Okay, 14 inches of SLR by 2050.  What does that really look like?
Well, conveniently for you, my dear reader, my co-worker Jeremy did some time traveling to show you what sea level rise is going to look like.

Jeremy back in 2000 - 0 in of SLR

Jeremy in 2050- 14 in of SLR

Jeremy in 2100- 55 in of SLR

Jeremy in 2100+ - ?

Those estimates are kind of all over the place. What do you have to say about that?
Well the scientists don't know everything at this point.  Will our political leaders lead us to decrease our greenhouse gas emissions?  Will developing countries put in an effort to reduce their emissions, or just say heck with you guys- it's our turn now! Will there be a turning point where all sorts of physical processes occur at once and accelerate the changes (like changing ocean currents or large chunks of ice melting at once)?  There are still a lot of unknowns.  With the data being collecting now, SLR science and it's models will vastly improve in the next 10 years.

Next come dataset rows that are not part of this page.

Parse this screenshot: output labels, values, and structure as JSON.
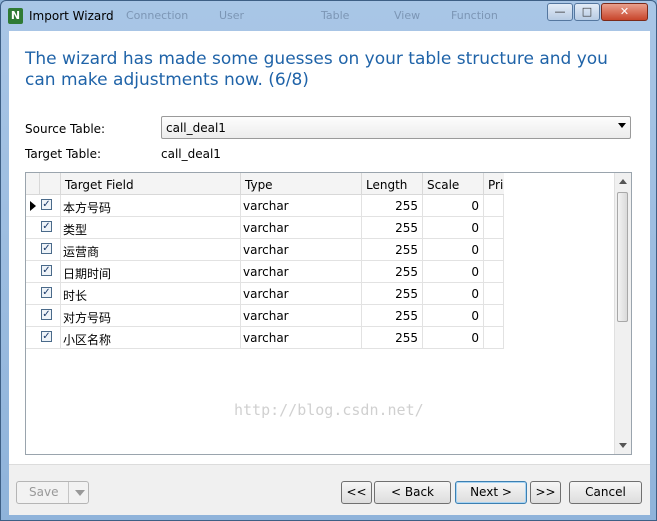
{
  "window": {
    "title": "Import Wizard",
    "icon_name": "navicat-app-icon",
    "ghost_menu": [
      "Connection",
      "User",
      "Table",
      "View",
      "Function"
    ],
    "controls": {
      "minimize": "—",
      "maximize": "□",
      "close": "✕"
    }
  },
  "wizard": {
    "heading": "The wizard has made some guesses on your table structure and you can make adjustments now. (6/8)",
    "source_label": "Source Table:",
    "source_value": "call_deal1",
    "target_label": "Target Table:",
    "target_value": "call_deal1"
  },
  "grid": {
    "columns": [
      "Target Field",
      "Type",
      "Length",
      "Scale",
      "Pri"
    ],
    "rows": [
      {
        "field": "本方号码",
        "type": "varchar",
        "length": "255",
        "scale": "0",
        "checked": true,
        "current": true
      },
      {
        "field": "类型",
        "type": "varchar",
        "length": "255",
        "scale": "0",
        "checked": true,
        "current": false
      },
      {
        "field": "运营商",
        "type": "varchar",
        "length": "255",
        "scale": "0",
        "checked": true,
        "current": false
      },
      {
        "field": "日期时间",
        "type": "varchar",
        "length": "255",
        "scale": "0",
        "checked": true,
        "current": false
      },
      {
        "field": "时长",
        "type": "varchar",
        "length": "255",
        "scale": "0",
        "checked": true,
        "current": false
      },
      {
        "field": "对方号码",
        "type": "varchar",
        "length": "255",
        "scale": "0",
        "checked": true,
        "current": false
      },
      {
        "field": "小区名称",
        "type": "varchar",
        "length": "255",
        "scale": "0",
        "checked": true,
        "current": false
      }
    ],
    "watermark": "http://blog.csdn.net/"
  },
  "footer": {
    "save": "Save",
    "first": "<<",
    "back": "< Back",
    "next": "Next >",
    "last": ">>",
    "cancel": "Cancel"
  },
  "colors": {
    "heading": "#1f63a8",
    "title_bar": "#a9c6e6"
  }
}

Ok, so the sea is rising and it's our fault.  So what?
This is going to be a big issue for coastal communities going forward.  Natural systems are smart, and will try to adjust to changing sea levels, however we've done a really good job at boxing in most of those systems.  If you've ever driven along Highway 1 in San Francisco, you've probably seen the sand that blows on to the road.  This is the beach and dunes's attempt at moving upslope in response to SLR.  Marshes do something similar (they actually accumulate more sediment to raise up, but if they can't do that fast enough, they too will try to move up slope).  So when we build roads along the water, or houses, or other infrastructure (water treatment plants, pipes, buildings), we're setting ourselves up for a fight with nature.

And while we're smart, you know who generally wins these battles? Nature.  She's usually easier to just go along with.  Move your roads when they start falling into the water.  Move your house.  You can build a wall to keep out the ocean (another topic I'll get into in another post), but you're probably going to be spending a lot of money, and you'll just be putting off the inevitable.  And even if you do win the battle, you're probably destroying a valuable habitat/resource like a beach or wetland.  So just move- it'll be okay.   


This has been great!  How can I learn more!
I've included some links at the bottom of this report of some of the more recent scientific papers on sea level rise.  And of course, if you have any questions, please feel free to ask them in the comments below.

Thanks for listening and learning with me today!

*For a while I was spending a lot of time wondering about the glaciers in the water.  Since ice is less dense than water, (ever try freezing something in a ramekin and then forgetting this part of physics and getting really sad over your broken ramekin? (this may have just happened to me) Same process- water expands, and the greater volume breaks your ramekin.  Remember, density = mass/volume.  So if your mass stays the same, and your volume goes up, your density decrease- thus water expands when it freezes and is therefore less dense) Where were we? Oh right.  Since ice is less dense than water, if it melts, the volume actually decreases.  With glaciers, the majority of ice is underwater, so I thought, heck maybe we should melt the glaciers to stop sea level rise! Then the voluminous ice will shrink to water when it's melted, and our bathtub volume will decrease.  Great plan, except the ice on land also melts and runs into the ocean, and your bathtub overflows. Sad.  So to summarize, it's the ice on land that's really important.

**I hate that- "believers."  Like science is a belief and not based on data. Like all the scientists got together and said, "let's pull one over on everyone else" and invented this stuff.  This isn't a belief-system, people!

A special thanks to Jeremy and Nena for pictures and proof-reading!

(1) NRC 2012 (National Research Council) -currently the go-to paper for SLR on the west coast of the US
US Army Corp of Engineers on SLR
Intergovernmental Panel on Climate Change (IPCC 2007)

Vermeer and Rahmstorf 2009 -important paper that is cited a lot in SLR discussions

1 comment:

  1. But wait, as everyone knows the earth is flat and if the earth is flat, won't the excess water just run off! Great post Lindz!